My kids love the library! For Little Miss, it is about the books. She loves to read. For Mr Happy, it might be more about the fire engine that sits in the kids book section waiting for kids to climb on it!
They get to go to the school library too. At school they can’t borrow unless they bring their library bag.
When they started school I dug out the book fabric I had stashed away years before knowing it would be perfect for something. So their bags are one of a kind.
Recently I made another library bag for a little boy who will start school next year. Here’s how you can make one too.
What You Need
- Fabric – half a metre, I use quilting cotton
- Usual sewing supplies
What To Do
- Fold your fabric with selvedge edges together.
- Cut one piece 35cm wide for the body of the bag. If you want a wider bag, just make this piece wider.
- Cut another strip for the shoulder strap. Mine was 7.5cm (3″) which made a finished handle 3.5cm (1.25″) wide. If you want a slightly wider strap, cut your strip wider.
- Fold the bag piece in half with right sides together.
- Stitch up each side about 0.5 cm (1/4″) from the edge.
- Pink the edges with pinking shears, or zig zag or overlock the edge to stop fraying.

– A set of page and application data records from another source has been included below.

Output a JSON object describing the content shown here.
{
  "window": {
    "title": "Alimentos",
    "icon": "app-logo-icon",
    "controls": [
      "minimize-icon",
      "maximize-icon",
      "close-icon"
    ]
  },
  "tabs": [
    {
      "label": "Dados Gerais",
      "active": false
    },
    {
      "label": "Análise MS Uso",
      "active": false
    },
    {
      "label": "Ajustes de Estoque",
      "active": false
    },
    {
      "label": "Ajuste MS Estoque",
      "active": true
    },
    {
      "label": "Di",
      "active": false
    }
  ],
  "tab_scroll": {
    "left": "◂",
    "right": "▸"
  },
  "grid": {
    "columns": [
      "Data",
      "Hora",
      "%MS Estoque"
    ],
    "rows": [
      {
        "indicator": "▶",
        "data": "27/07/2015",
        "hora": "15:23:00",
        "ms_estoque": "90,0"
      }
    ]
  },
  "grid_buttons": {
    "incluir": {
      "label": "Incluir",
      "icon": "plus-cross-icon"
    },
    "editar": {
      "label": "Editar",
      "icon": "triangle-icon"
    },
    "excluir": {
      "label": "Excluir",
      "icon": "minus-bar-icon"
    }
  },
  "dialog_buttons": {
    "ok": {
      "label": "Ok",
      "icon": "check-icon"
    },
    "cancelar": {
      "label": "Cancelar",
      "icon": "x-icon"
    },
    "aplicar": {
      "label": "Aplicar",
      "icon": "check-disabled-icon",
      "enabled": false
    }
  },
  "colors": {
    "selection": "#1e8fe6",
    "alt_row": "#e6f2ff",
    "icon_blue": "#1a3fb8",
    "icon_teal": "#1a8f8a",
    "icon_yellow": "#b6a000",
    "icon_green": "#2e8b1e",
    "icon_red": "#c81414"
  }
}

- While still inside out, fold the bag top down twice to form a hem and press. A wider hem here will create a shorter bag, so look at how big you want the bag as you create this hem. Mine has a hem about 5cm (2″) wide.

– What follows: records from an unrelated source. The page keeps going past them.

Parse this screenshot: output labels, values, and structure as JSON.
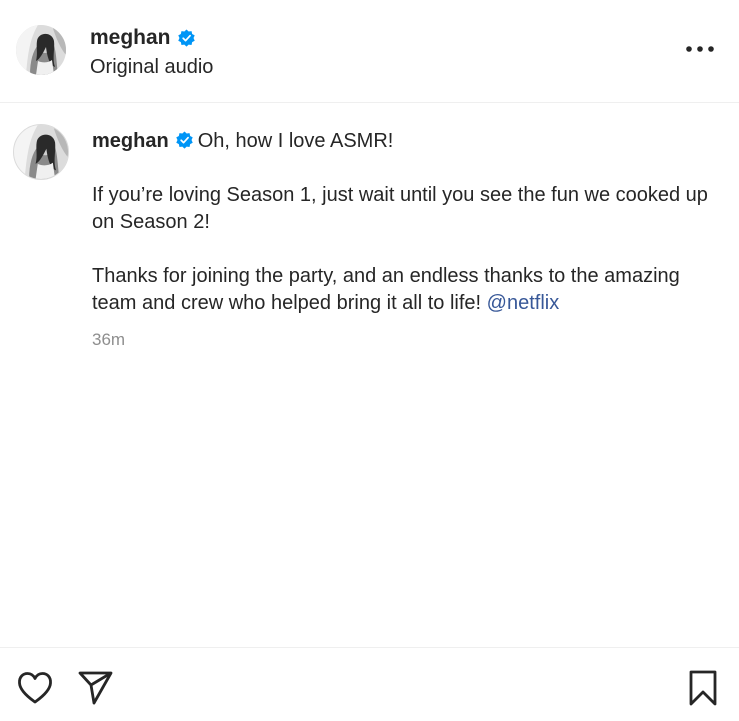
{
  "post": {
    "username": "meghan",
    "subtitle": "Original audio"
  },
  "comment": {
    "username": "meghan",
    "first_line": "Oh, how I love ASMR!",
    "paragraph_1": "If you’re loving Season 1, just wait until you see the fun we cooked up on Season 2!",
    "paragraph_2": "Thanks for joining the party, and an endless thanks to the amazing team and crew who helped bring it all to life!",
    "mention": "@netflix",
    "time": "36m"
  },
  "icons": {
    "more": "more-horizontal-icon",
    "verified": "verified-badge-icon",
    "like": "heart-icon",
    "share": "paper-plane-icon",
    "save": "bookmark-icon"
  },
  "colors": {
    "verified": "#0095f6",
    "mention": "#385898",
    "muted": "#8e8e8e",
    "text": "#262626"
  }
}
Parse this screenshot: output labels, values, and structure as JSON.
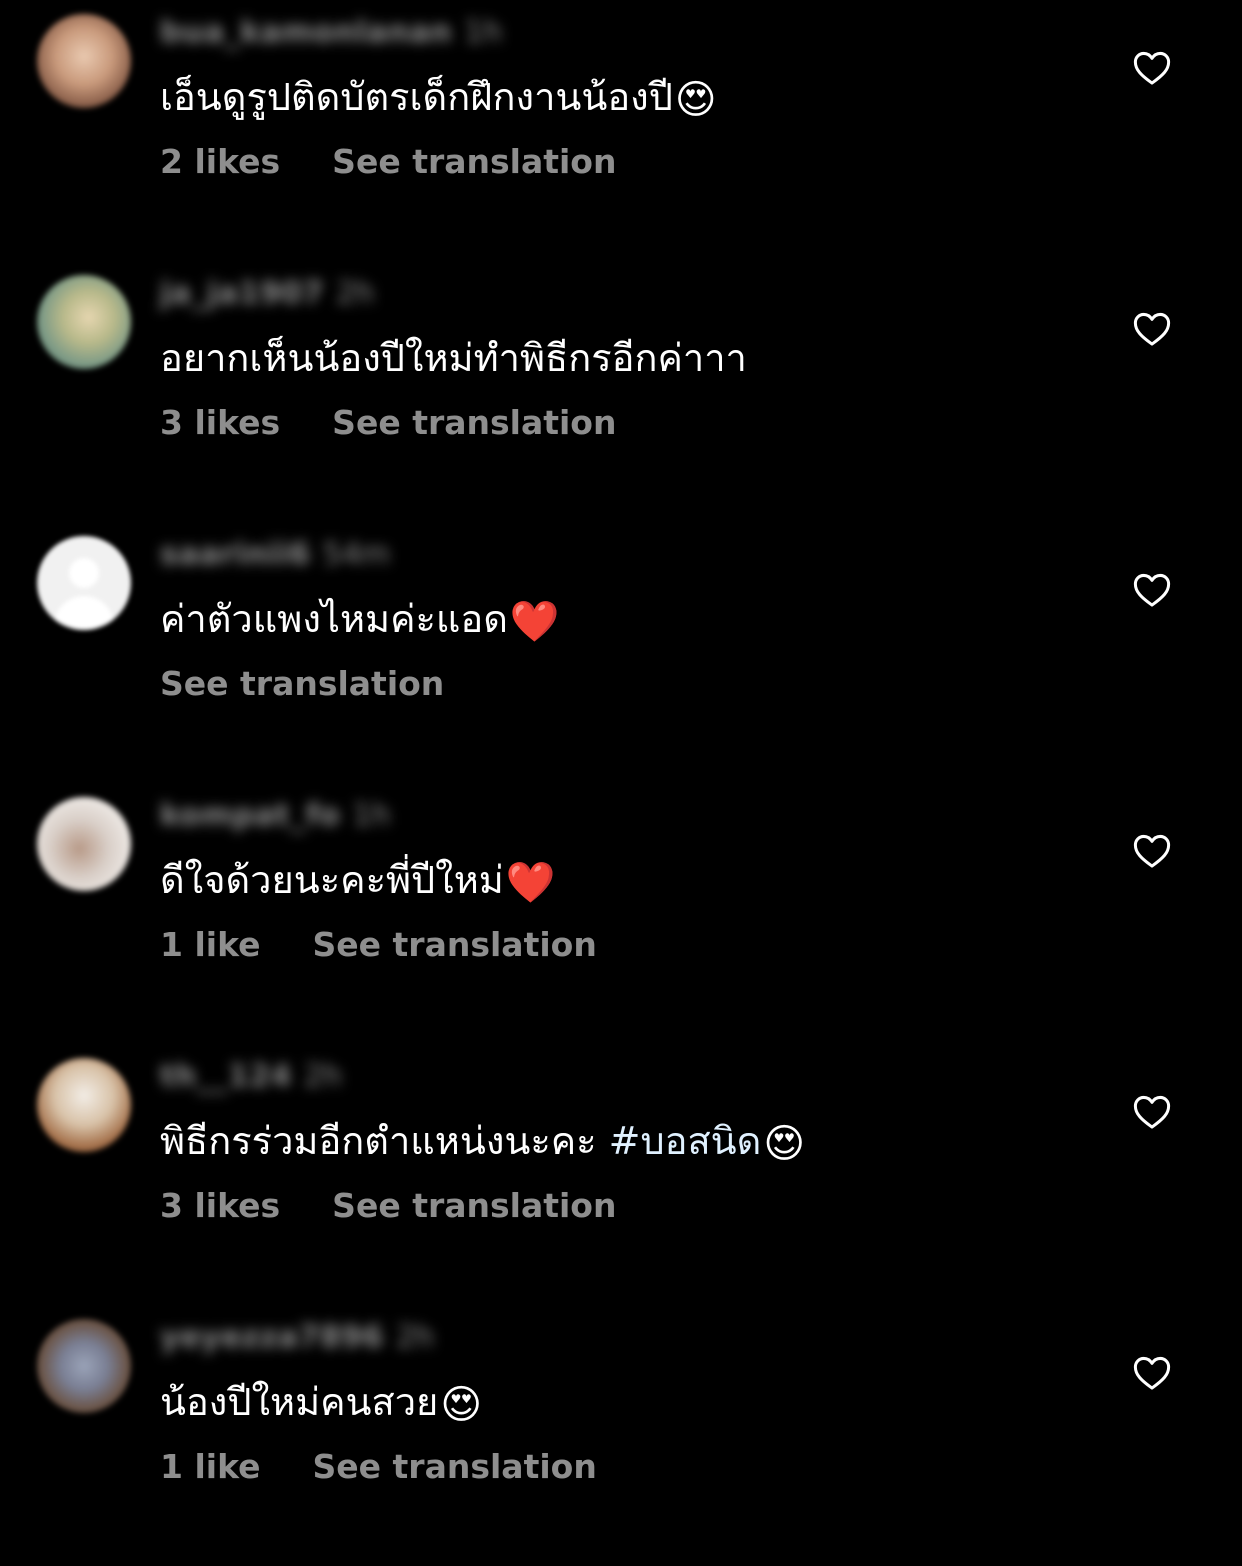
{
  "colors": {
    "background": "#000000",
    "text_primary": "#ffffff",
    "text_secondary": "#8e8e8e",
    "hashtag": "#e0f1ff",
    "heart_emoji": "#e0242e"
  },
  "comments": [
    {
      "username": "bua_kamonlanan",
      "time": "1h",
      "text": "เอ็นดูรูปติดบัตรเด็กฝึกงานน้องปี",
      "emoji": "😍",
      "likes": "2 likes",
      "translate_label": "See translation",
      "avatar": "photo"
    },
    {
      "username": "ja_ja1907",
      "time": "2h",
      "text": "อยากเห็นน้องปีใหม่ทำพิธีกรอีกค่าาา",
      "emoji": "",
      "likes": "3 likes",
      "translate_label": "See translation",
      "avatar": "photo"
    },
    {
      "username": "saarinii6",
      "time": "54m",
      "text": "ค่าตัวแพงไหมค่ะแอด",
      "emoji": "❤️",
      "likes": "",
      "translate_label": "See translation",
      "avatar": "default"
    },
    {
      "username": "kompat_fo",
      "time": "1h",
      "text": "ดีใจด้วยนะคะพี่ปีใหม่",
      "emoji": "❤️",
      "likes": "1 like",
      "translate_label": "See translation",
      "avatar": "photo"
    },
    {
      "username": "th__124",
      "time": "2h",
      "text": "พิธีกรร่วมอีกตำแหน่งนะคะ ",
      "hashtag": "#บอสนิด",
      "emoji": "😍",
      "likes": "3 likes",
      "translate_label": "See translation",
      "avatar": "photo"
    },
    {
      "username": "yeyezza7896",
      "time": "2h",
      "text": "น้องปีใหม่คนสวย",
      "emoji": "😍",
      "likes": "1 like",
      "translate_label": "See translation",
      "avatar": "photo"
    }
  ],
  "icons": {
    "like": "heart-outline-icon",
    "default_avatar": "person-silhouette-icon"
  }
}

- Stitch in place.
To make the Shoulder Strap
- Fold the ends of the strip over towards the wrong side of the fabric and iron.
- Fold the whole strip in half with right sides together.
- Sew the length of the strip about 0.5cm (1/4″) from the open edge.
- Turn through. A safety pin can help with this: pin it to one end then push it through the tube bit by bit – just like when you thread elastic through a casing.
- Iron the shoulder strip flat.
- Optional: Top stitch just inside the edge all the way around. This will look neat and close the open ends.
- Join the shoulder strap to the bag. You may want to trim the strap shorter, or like I did you can loop the extra length inside the bag so that the strap could be made longer as the child grows. Keep in mind that you don’t want the bag to drag on the ground once it gets a library book in it – not good for the bag or the book!
- Turn the whole bag through and iron it flat.
I have heard of some schools that like library bags to have a much shorter handle than this one so that books don’t get dragged on the ground. You could cut this handle into two equal lengths and have two short handles.
Do you read to your kids and take them to the library?
Once those library books are home, how about a chair bag to store them easily on the back of a chair. I have two different tutorials for this depending on the fabric you’re using – the first uses fabric that is plain on the reverse side; the second uses a fabric that is the same on the both sides.